Recorded data:
========================================

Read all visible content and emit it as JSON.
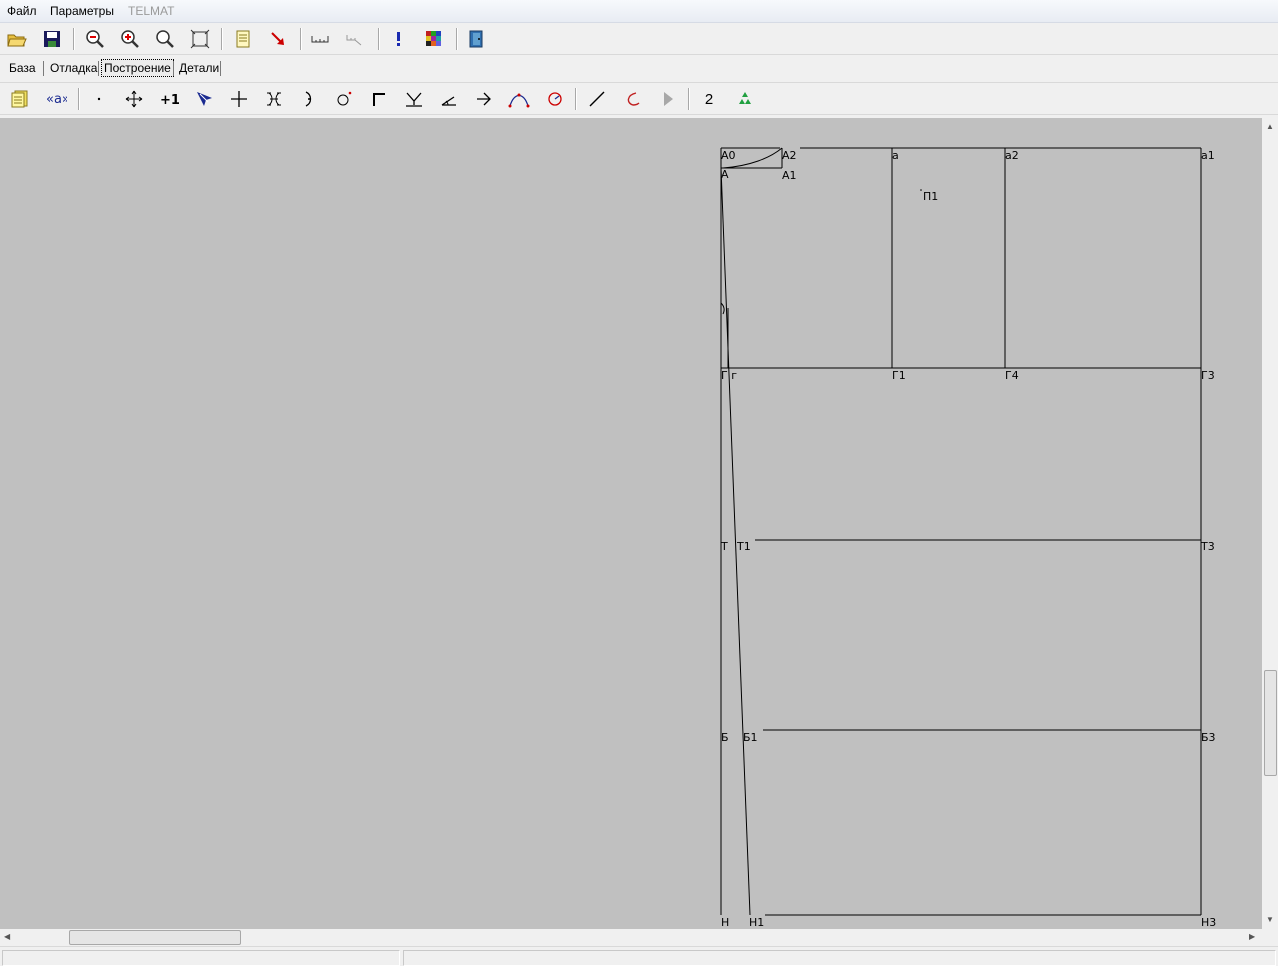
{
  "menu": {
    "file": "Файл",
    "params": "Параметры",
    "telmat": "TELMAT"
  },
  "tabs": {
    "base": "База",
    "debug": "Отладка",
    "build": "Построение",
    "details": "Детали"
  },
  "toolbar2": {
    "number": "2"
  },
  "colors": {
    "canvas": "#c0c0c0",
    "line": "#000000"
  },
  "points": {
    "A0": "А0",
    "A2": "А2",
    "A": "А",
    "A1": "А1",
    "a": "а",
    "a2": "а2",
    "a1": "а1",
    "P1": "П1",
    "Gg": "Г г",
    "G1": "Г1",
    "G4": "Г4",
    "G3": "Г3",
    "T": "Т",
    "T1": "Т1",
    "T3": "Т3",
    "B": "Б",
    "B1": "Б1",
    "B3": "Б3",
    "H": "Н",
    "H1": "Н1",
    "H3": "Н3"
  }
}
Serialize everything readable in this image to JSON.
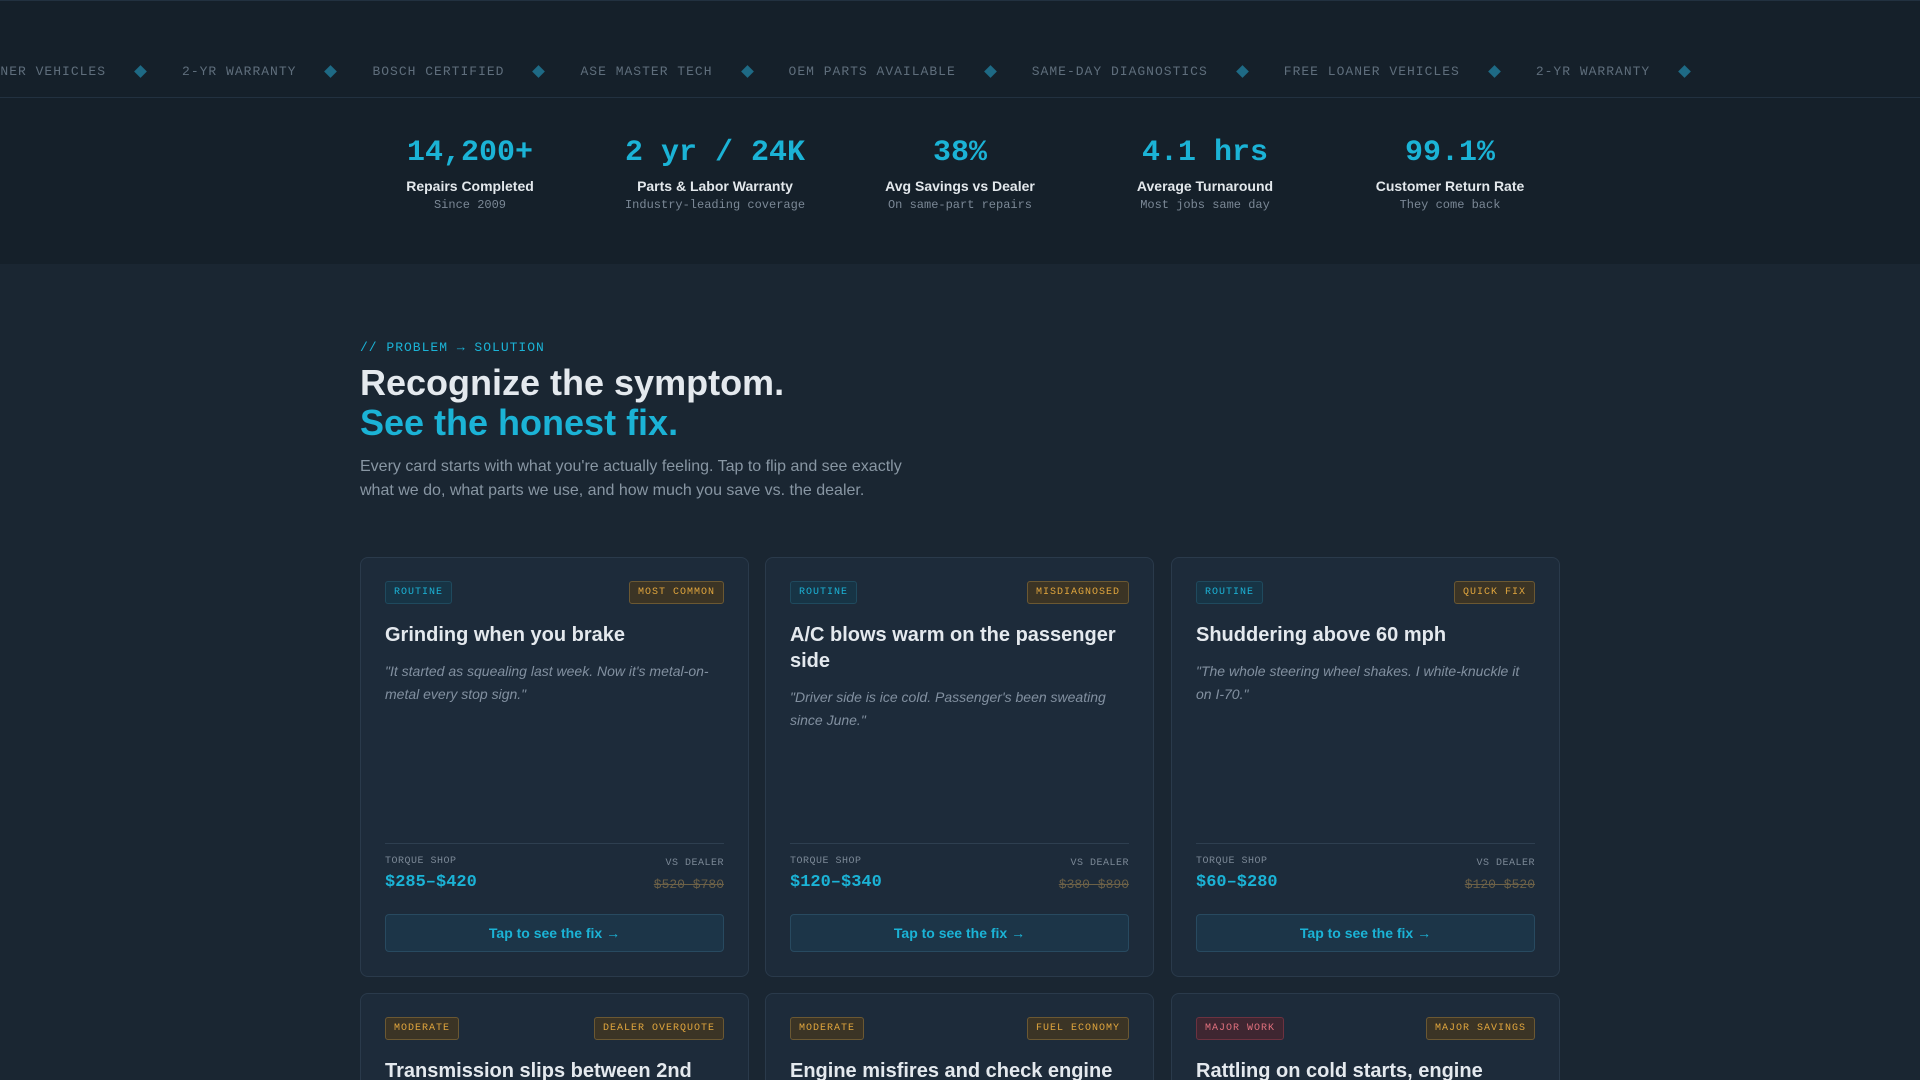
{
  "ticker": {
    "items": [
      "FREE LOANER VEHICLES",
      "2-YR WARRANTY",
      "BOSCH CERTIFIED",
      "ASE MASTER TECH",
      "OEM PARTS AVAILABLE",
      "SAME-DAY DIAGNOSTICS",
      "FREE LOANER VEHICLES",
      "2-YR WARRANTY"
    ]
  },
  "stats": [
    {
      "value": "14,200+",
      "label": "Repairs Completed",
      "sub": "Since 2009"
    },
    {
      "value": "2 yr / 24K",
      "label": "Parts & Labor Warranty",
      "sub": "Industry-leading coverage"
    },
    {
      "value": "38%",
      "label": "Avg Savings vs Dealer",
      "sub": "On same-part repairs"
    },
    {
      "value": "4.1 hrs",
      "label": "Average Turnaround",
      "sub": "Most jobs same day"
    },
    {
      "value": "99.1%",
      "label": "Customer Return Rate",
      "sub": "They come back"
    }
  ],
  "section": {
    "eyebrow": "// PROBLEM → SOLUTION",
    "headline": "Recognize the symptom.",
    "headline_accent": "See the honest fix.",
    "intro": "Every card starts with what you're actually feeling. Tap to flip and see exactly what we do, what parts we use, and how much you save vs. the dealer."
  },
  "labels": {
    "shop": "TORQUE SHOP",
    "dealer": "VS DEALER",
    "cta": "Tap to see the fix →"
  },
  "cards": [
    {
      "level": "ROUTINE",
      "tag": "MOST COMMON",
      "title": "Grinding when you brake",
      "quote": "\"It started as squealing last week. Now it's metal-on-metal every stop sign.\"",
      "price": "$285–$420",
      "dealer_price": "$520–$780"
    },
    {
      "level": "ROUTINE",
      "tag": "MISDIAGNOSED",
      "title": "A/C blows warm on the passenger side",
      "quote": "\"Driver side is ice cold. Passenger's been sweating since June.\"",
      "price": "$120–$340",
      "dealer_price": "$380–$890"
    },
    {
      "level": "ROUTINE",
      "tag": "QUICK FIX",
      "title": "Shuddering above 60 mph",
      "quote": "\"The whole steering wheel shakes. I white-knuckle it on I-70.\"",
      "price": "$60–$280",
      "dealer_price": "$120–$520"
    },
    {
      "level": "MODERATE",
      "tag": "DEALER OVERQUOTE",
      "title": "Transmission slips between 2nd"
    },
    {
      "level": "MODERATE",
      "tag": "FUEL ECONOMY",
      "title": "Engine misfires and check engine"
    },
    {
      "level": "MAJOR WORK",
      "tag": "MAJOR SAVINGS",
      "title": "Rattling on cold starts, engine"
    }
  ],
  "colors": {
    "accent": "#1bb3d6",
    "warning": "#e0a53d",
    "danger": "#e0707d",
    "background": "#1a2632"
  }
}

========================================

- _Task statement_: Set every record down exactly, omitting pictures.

- _Final answer_:
Read all visible content and emit it as JSON.
{
  "menu": {
    "file": "Файл",
    "params": "Параметры",
    "telmat": "TELMAT"
  },
  "tabs": {
    "base": "База",
    "debug": "Отладка",
    "build": "Построение",
    "details": "Детали"
  },
  "toolbar2": {
    "number": "2"
  },
  "colors": {
    "canvas": "#c0c0c0",
    "line": "#000000"
  },
  "points": {
    "A0": "А0",
    "A2": "А2",
    "A": "А",
    "A1": "А1",
    "a": "а",
    "a2": "а2",
    "a1": "а1",
    "P1": "П1",
    "Gg": "Г г",
    "G1": "Г1",
    "G4": "Г4",
    "G3": "Г3",
    "T": "Т",
    "T1": "Т1",
    "T3": "Т3",
    "B": "Б",
    "B1": "Б1",
    "B3": "Б3",
    "H": "Н",
    "H1": "Н1",
    "H3": "Н3"
  }
}
Serialize everything readable in this image to JSON.
{
  "ticker": {
    "items": [
      "FREE LOANER VEHICLES",
      "2-YR WARRANTY",
      "BOSCH CERTIFIED",
      "ASE MASTER TECH",
      "OEM PARTS AVAILABLE",
      "SAME-DAY DIAGNOSTICS",
      "FREE LOANER VEHICLES",
      "2-YR WARRANTY"
    ]
  },
  "stats": [
    {
      "value": "14,200+",
      "label": "Repairs Completed",
      "sub": "Since 2009"
    },
    {
      "value": "2 yr / 24K",
      "label": "Parts & Labor Warranty",
      "sub": "Industry-leading coverage"
    },
    {
      "value": "38%",
      "label": "Avg Savings vs Dealer",
      "sub": "On same-part repairs"
    },
    {
      "value": "4.1 hrs",
      "label": "Average Turnaround",
      "sub": "Most jobs same day"
    },
    {
      "value": "99.1%",
      "label": "Customer Return Rate",
      "sub": "They come back"
    }
  ],
  "section": {
    "eyebrow": "// PROBLEM → SOLUTION",
    "headline": "Recognize the symptom.",
    "headline_accent": "See the honest fix.",
    "intro": "Every card starts with what you're actually feeling. Tap to flip and see exactly what we do, what parts we use, and how much you save vs. the dealer."
  },
  "labels": {
    "shop": "TORQUE SHOP",
    "dealer": "VS DEALER",
    "cta": "Tap to see the fix →"
  },
  "cards": [
    {
      "level": "ROUTINE",
      "tag": "MOST COMMON",
      "title": "Grinding when you brake",
      "quote": "\"It started as squealing last week. Now it's metal-on-metal every stop sign.\"",
      "price": "$285–$420",
      "dealer_price": "$520–$780"
    },
    {
      "level": "ROUTINE",
      "tag": "MISDIAGNOSED",
      "title": "A/C blows warm on the passenger side",
      "quote": "\"Driver side is ice cold. Passenger's been sweating since June.\"",
      "price": "$120–$340",
      "dealer_price": "$380–$890"
    },
    {
      "level": "ROUTINE",
      "tag": "QUICK FIX",
      "title": "Shuddering above 60 mph",
      "quote": "\"The whole steering wheel shakes. I white-knuckle it on I-70.\"",
      "price": "$60–$280",
      "dealer_price": "$120–$520"
    },
    {
      "level": "MODERATE",
      "tag": "DEALER OVERQUOTE",
      "title": "Transmission slips between 2nd"
    },
    {
      "level": "MODERATE",
      "tag": "FUEL ECONOMY",
      "title": "Engine misfires and check engine"
    },
    {
      "level": "MAJOR WORK",
      "tag": "MAJOR SAVINGS",
      "title": "Rattling on cold starts, engine"
    }
  ],
  "colors": {
    "accent": "#1bb3d6",
    "warning": "#e0a53d",
    "danger": "#e0707d",
    "background": "#1a2632"
  }
}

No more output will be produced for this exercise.